National Rural Health Day focuses on driving change
For National Rural Health Day on Nov. 17, Kasey Roush, OMS IV, took first-year student Suzanne Chaar on a drive to one of her favorite spots in the Athens area.Read More
Going to college to earn a degree can be an intense journey in its own right from staying on top of papers and exams to enduring personal tribulations that shape who an individual will become. In this way, Nicolas Suglio’s journey was like everyone else’s. But he had one unconventional component: he was also serving a six year enlistment in the U.S. Air National Guard.
Born and raised in Miamisburg, Ohio, first-year medical student Suglio decided to earn a bachelor’s degree from the behavioral neuroscience program at Ohio State University. At the same time, he enlisted in the Air National Guard and was stationed with the 121st Air Refueling Wing in Columbus, Ohio.
“I’ve always deeply admired those who put others before themselves and make it their mission to serve,” said Suglio. ”The two avenues that have always stuck out to me as providing both a direct and indirect way to serve others is healthcare and military service.”
After Suglio graduated from Ohio State, he moved on to Marian University in Indianapolis, Indiana to obtain his master’s degree in biomedical science. All the while, he continued to serve in the Air National Guard. As a staff sergeant, he did field work, led his flight crew and underwent training as an aircraft maintenance officer, welder and machinist.
Going back and forth between college and the military proved to be the equivalent of stepping between alternate dimensions. One minute of the day, Suglio would be working on aircrafts, then would travel to a college campus to complete an organic chemistry course.
“You go from being completely autonomous in college to being strictly regulated. In college, all of the focus is on yourself and your own journey. In the military world, the words ‘I, Me and My’ are removed from your vocabulary entirely, because you are only viewed within the context of your peers," said Suglio.
However, Suglio believes the core values of the military and medicine are similar. He has the core values of the Air Force memorized: “Integrity First, Service Before Self, and Excellence in All We Do.” Those values fueled Suglio’s fire while serving in the Air National Guard and continue to fuel his desire to become a physician.
“I believe that serving others is a privilege and that God put me in a position where I have been given enormous privilege and opportunities to serve,” said Suglio. ”Not everyone is born fortunate enough to live in a safe area, or to be healthy and able to give back, but I was. It is for these reasons that I think serving others is not only my calling but my obligation.”
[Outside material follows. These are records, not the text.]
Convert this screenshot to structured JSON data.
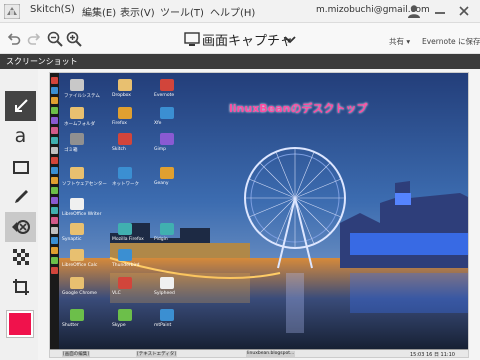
{
  "menubar": {
    "items": [
      "Skitch(S)",
      "編集(E)",
      "表示(V)",
      "ツール(T)",
      "ヘルプ(H)"
    ],
    "account": "m.mizobuchi@gmail.com"
  },
  "toolbar": {
    "title": "画面キャプチャ",
    "share_label": "共有 ▾",
    "save_label": "Evernote に保存"
  },
  "section": {
    "title": "スクリーンショット"
  },
  "palette": {
    "tools": [
      "arrow-tool",
      "text-tool",
      "rectangle-tool",
      "marker-tool",
      "stamp-tool",
      "pixelate-tool",
      "crop-tool"
    ],
    "current_color": "#f0124c"
  },
  "screenshot": {
    "annotation": "linuxBeanのデスクトップ",
    "desktop_icons": [
      "ファイルシステム",
      "ホームフォルダ",
      "ゴミ箱",
      "ソフトウェアセンター",
      "LibreOffice Writer",
      "Synaptic",
      "LibreOffice Calc",
      "Google Chrome",
      "Shutter",
      "Dropbox",
      "Firefox",
      "Skitch",
      "ネットワーク",
      "Mozilla Firefox",
      "Thunderbird",
      "VLC",
      "Skype",
      "Evernote",
      "Xfe",
      "Gimp",
      "Geany",
      "Pidgin",
      "Sylpheed",
      "mtPaint"
    ],
    "taskbar_items": [
      "[画面の編集]",
      "[テキストエディタ]",
      "linuxbean.blogspot..."
    ],
    "clock": "15:03 16 日 11:10"
  },
  "colors": {
    "accent": "#f0124c",
    "annotation": "#ff4aa0",
    "section_bar": "#3b3b3b"
  }
}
Suglio shadowed two doctors who “were perfect exemplars of professionalism and service within their community.” He shadowed John Miller, M.D., a cardiothoracic surgeon in Dayton during his freshman year at Ohio State, and Julie Myers, D.O., a primary care physician and graduate of the Heritage College of Osteopathic Medicine, before starting his masters. In the Guard, Suglio looked up to his shop chief, Chief Master Sergeant Thomas Rucker.
“He never asked anything of his troops that he was not willing to do himself. He really embodied leading by example, and he never thought of any task as below himself,” said Suglio. ”I think those are leadership skills essential for any physician.”
In his personal life, Suglio's partner serves as a labor and delivery nurse. His family, including his mother and cousin, have also proved to be lasting inspirations. As Suglio moves forward in his journey through medical school, his experience as both a student and an airman have proven irreplaceable.
“Being both a physician and an airman, means that you have the integrity to stand up for and do what is right, regardless of whether someone is watching over you or not,” said Suglio. ”Service before self means that you strive to do what’s best for others and serve those less fortunate than yourself. In both fields you are called to strive for excellence, because lives are on the line.”